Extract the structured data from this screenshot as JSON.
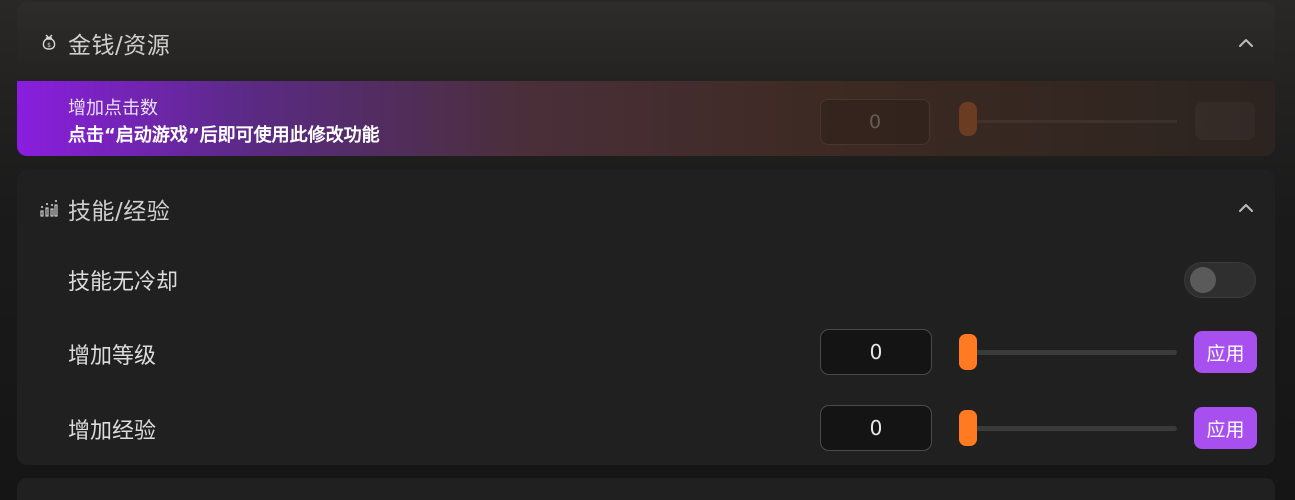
{
  "sections": [
    {
      "title": "金钱/资源",
      "icon": "money-bag-icon",
      "expanded": true,
      "rows": [
        {
          "label": "增加点击数",
          "value": "0",
          "slider_level": 0,
          "disabled": true,
          "overlay_message": "点击“启动游戏”后即可使用此修改功能"
        }
      ]
    },
    {
      "title": "技能/经验",
      "icon": "bar-chart-icon",
      "expanded": true,
      "rows": [
        {
          "label": "技能无冷却",
          "control": "toggle",
          "on": false
        },
        {
          "label": "增加等级",
          "value": "0",
          "slider_level": 0,
          "button": "应用"
        },
        {
          "label": "增加经验",
          "value": "0",
          "slider_level": 0,
          "button": "应用"
        }
      ]
    }
  ],
  "colors": {
    "accent_orange": "#ff7a21",
    "accent_purple": "#a84ff0",
    "overlay_purple": "#8a1ee0"
  }
}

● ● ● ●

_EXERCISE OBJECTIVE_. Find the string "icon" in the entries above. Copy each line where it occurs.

_ANSWER SPACE_.
      "icon": "money-bag-icon",
      "icon": "bar-chart-icon",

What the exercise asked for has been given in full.